Copying and distribution in the form of piracy

--

Up to 10 years and/or maximum of IDR 4 billion

The explanatory notes do not provide further clarification on what constitutes "form of piracy" that warrants the higher sanctions.
 
The practical enforcement environment remains Indonesia's biggest IP challenge, with criminal action remaining extremely challenging. The addition of a new ministry to handle online enforcement hopefully adds a new dimension.

 

Wednesday, October 1, 2014

Philippines Supreme Court squashes search warrant quash applications


A common problem in the Philippines after raids is that defendants try to overturn the search warrant application on the basis that is was flawed. It is almost a standard tactic by some defense attorneys. If they fail, they then appeal, dragging the dispute out many years. The problem is that the courts would repeatedly grant such quash orders, destroying the entire raid, usually on the basis that, in their 'after the event' opinion there was no probable cause, most commonly because the investigation process was not done properly. Even when counterfeit goods were in fact found!
 
A new case has hopefully put the issue to rest. New Fields Asia Pacific was raided by the police on a complaint from Microsoft and Adobe based on search warrants. The Manila Regional Trial Court later quashed the warrants and directed that the seized items be returned. The RTC said that the search warrants were defective because they failed to specify which computers were to be searched for the pirated software. The investigating officer had no personal knowledge of the exact location of the installed software, and had relied on screen shots acquired from a confidential informant. Thus without personal knowledge there was no probable cause. The Court of Appeals later upheld the RTC ruling.

The Supreme Court has now overturned the decisions stating that the lower courts failed to focus on the substantive issues. Lets hope the courts will follow this and in future successful raids will cease to be overturned on what is in essence a technicality.

Vietnam seeks to hire foreign R&D talent



A new Vietnamese Government decree is coming into force which will enable overseas Vietnamese and foreign experts to be hired as leaders of science and technology organisztions and projects in Vietnam.  In a bid to help prioritize research and development, the Vietnamese government is seeking to attract expertise from abroad. They will simplify visa, work and family procedures in a bid to attract talent.

The key conditions for such overseas Vietnamese and foreign experts include that that they own patents or plant varieties in relation to key technologies that Vietnam wishes to encourage, or that they have held relevant R&D management positions.

Vietnam has been building a catalogue of policies to encourage R&D, having seen how weak it's technology position is in SE Asia - see here for more details.

Monday, September 29, 2014

Philippines freezes copy Starbucks mark

The Bureau of Legal Affairs (BLA) of the Philippines Intellectual Property Office has made a decision in favor of Starbucks against Cafe de Manila.
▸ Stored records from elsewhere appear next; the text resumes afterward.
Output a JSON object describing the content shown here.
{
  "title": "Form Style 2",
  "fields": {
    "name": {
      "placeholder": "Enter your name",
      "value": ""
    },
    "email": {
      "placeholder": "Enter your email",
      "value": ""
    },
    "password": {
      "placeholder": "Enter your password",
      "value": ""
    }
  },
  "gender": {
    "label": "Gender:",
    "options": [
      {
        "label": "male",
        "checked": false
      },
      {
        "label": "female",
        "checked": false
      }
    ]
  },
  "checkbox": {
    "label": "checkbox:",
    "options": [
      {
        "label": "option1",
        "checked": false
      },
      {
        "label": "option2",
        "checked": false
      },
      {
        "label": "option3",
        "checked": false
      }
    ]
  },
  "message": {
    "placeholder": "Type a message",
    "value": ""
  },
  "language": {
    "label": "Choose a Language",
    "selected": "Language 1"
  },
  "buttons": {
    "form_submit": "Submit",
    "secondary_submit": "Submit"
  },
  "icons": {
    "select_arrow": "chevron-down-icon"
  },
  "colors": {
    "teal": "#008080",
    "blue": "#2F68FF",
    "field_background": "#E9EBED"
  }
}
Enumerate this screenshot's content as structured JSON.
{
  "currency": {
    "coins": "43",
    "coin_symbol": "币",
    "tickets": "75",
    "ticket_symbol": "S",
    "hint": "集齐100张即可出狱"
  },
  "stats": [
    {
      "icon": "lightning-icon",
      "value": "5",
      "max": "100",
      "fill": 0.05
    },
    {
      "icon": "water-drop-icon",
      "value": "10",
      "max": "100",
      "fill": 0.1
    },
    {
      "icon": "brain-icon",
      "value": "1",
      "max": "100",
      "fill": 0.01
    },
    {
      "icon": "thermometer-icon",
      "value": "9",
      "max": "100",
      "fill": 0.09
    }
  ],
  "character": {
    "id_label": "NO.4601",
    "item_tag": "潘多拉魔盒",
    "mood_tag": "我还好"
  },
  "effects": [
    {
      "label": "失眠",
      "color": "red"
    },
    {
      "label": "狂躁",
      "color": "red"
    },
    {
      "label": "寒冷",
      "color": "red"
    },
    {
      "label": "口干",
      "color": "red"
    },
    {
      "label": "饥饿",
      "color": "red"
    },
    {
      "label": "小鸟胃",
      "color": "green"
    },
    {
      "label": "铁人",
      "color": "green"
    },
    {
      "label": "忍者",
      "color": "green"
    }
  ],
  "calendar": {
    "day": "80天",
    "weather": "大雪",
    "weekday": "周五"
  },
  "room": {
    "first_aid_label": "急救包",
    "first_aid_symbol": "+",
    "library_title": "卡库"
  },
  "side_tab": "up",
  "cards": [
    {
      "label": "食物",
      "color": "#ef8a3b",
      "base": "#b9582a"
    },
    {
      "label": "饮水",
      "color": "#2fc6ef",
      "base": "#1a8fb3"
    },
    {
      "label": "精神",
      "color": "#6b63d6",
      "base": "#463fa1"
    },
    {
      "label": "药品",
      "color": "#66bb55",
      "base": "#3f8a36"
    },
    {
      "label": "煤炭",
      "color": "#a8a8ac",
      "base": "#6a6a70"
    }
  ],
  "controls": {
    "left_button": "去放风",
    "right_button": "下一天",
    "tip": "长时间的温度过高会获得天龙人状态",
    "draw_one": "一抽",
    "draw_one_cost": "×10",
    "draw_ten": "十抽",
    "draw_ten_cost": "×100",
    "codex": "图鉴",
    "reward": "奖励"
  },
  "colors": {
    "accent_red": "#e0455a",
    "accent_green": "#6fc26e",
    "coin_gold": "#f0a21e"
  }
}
The latter made a trademark application for a slogan “The Frap Bar Everyone Deserves and Designs” for coffee products.
Starbucks owns the trademark FRAPPUCCINO, one of its most popular drinks brands.  The BLA decided that Frap was similar because it constitutes a prefix or dominant part of Starbucks' registered trademark FRAPPUCCINO. 

The containment of a trademark entirely inside another is a regular headache for IP offices. The extent to which added material in the senior mark renders it different is not usually considered. Although here the focus on the prefix might be right given Starbucks' long and widespread use.